What you have to do
Please reproduce the data in full, exactly as it stands.

Records for processing below:

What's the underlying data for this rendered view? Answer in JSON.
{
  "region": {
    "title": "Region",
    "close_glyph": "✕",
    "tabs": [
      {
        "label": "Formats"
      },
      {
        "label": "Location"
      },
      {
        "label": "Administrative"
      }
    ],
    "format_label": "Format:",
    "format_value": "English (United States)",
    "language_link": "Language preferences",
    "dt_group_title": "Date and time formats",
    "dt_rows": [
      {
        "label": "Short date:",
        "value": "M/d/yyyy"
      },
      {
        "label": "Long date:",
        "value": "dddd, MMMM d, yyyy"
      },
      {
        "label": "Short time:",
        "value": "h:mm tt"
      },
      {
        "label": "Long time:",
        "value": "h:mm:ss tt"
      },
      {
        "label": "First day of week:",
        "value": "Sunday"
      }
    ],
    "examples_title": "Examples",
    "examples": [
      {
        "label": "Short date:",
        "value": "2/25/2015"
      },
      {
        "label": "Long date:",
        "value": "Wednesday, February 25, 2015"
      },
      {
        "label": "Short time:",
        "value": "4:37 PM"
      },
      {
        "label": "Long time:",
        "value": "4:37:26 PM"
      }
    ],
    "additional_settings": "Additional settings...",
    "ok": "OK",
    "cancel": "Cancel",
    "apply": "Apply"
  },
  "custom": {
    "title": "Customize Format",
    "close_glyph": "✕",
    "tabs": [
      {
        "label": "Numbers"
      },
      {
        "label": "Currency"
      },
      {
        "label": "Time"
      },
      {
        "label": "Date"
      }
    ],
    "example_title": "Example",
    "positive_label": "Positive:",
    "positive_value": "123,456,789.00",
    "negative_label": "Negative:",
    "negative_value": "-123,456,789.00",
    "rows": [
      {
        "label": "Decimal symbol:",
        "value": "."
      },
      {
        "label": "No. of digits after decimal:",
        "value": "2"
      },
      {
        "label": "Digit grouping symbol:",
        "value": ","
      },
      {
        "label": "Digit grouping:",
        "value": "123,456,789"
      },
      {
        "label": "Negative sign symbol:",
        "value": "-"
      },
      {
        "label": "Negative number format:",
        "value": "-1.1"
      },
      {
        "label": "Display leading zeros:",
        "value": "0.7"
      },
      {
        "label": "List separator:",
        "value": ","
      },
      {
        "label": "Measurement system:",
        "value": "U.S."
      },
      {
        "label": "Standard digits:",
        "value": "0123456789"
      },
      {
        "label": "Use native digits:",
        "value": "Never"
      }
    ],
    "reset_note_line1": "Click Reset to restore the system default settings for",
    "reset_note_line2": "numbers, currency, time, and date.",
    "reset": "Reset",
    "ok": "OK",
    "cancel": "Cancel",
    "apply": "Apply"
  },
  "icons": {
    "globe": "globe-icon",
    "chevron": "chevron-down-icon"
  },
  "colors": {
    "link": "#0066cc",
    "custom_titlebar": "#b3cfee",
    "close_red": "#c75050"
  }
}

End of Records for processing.

Task answer
What's the underlying data for this rendered view? Answer in JSON.
{
  "region": {
    "title": "Region",
    "close_glyph": "✕",
    "tabs": [
      {
        "label": "Formats"
      },
      {
        "label": "Location"
      },
      {
        "label": "Administrative"
      }
    ],
    "format_label": "Format:",
    "format_value": "English (United States)",
    "language_link": "Language preferences",
    "dt_group_title": "Date and time formats",
    "dt_rows": [
      {
        "label": "Short date:",
        "value": "M/d/yyyy"
      },
      {
        "label": "Long date:",
        "value": "dddd, MMMM d, yyyy"
      },
      {
        "label": "Short time:",
        "value": "h:mm tt"
      },
      {
        "label": "Long time:",
        "value": "h:mm:ss tt"
      },
      {
        "label": "First day of week:",
        "value": "Sunday"
      }
    ],
    "examples_title": "Examples",
    "examples": [
      {
        "label": "Short date:",
        "value": "2/25/2015"
      },
      {
        "label": "Long date:",
        "value": "Wednesday, February 25, 2015"
      },
      {
        "label": "Short time:",
        "value": "4:37 PM"
      },
      {
        "label": "Long time:",
        "value": "4:37:26 PM"
      }
    ],
    "additional_settings": "Additional settings...",
    "ok": "OK",
    "cancel": "Cancel",
    "apply": "Apply"
  },
  "custom": {
    "title": "Customize Format",
    "close_glyph": "✕",
    "tabs": [
      {
        "label": "Numbers"
      },
      {
        "label": "Currency"
      },
      {
        "label": "Time"
      },
      {
        "label": "Date"
      }
    ],
    "example_title": "Example",
    "positive_label": "Positive:",
    "positive_value": "123,456,789.00",
    "negative_label": "Negative:",
    "negative_value": "-123,456,789.00",
    "rows": [
      {
        "label": "Decimal symbol:",
        "value": "."
      },
      {
        "label": "No. of digits after decimal:",
        "value": "2"
      },
      {
        "label": "Digit grouping symbol:",
        "value": ","
      },
      {
        "label": "Digit grouping:",
        "value": "123,456,789"
      },
      {
        "label": "Negative sign symbol:",
        "value": "-"
      },
      {
        "label": "Negative number format:",
        "value": "-1.1"
      },
      {
        "label": "Display leading zeros:",
        "value": "0.7"
      },
      {
        "label": "List separator:",
        "value": ","
      },
      {
        "label": "Measurement system:",
        "value": "U.S."
      },
      {
        "label": "Standard digits:",
        "value": "0123456789"
      },
      {
        "label": "Use native digits:",
        "value": "Never"
      }
    ],
    "reset_note_line1": "Click Reset to restore the system default settings for",
    "reset_note_line2": "numbers, currency, time, and date.",
    "reset": "Reset",
    "ok": "OK",
    "cancel": "Cancel",
    "apply": "Apply"
  },
  "icons": {
    "globe": "globe-icon",
    "chevron": "chevron-down-icon"
  },
  "colors": {
    "link": "#0066cc",
    "custom_titlebar": "#b3cfee",
    "close_red": "#c75050"
  }
}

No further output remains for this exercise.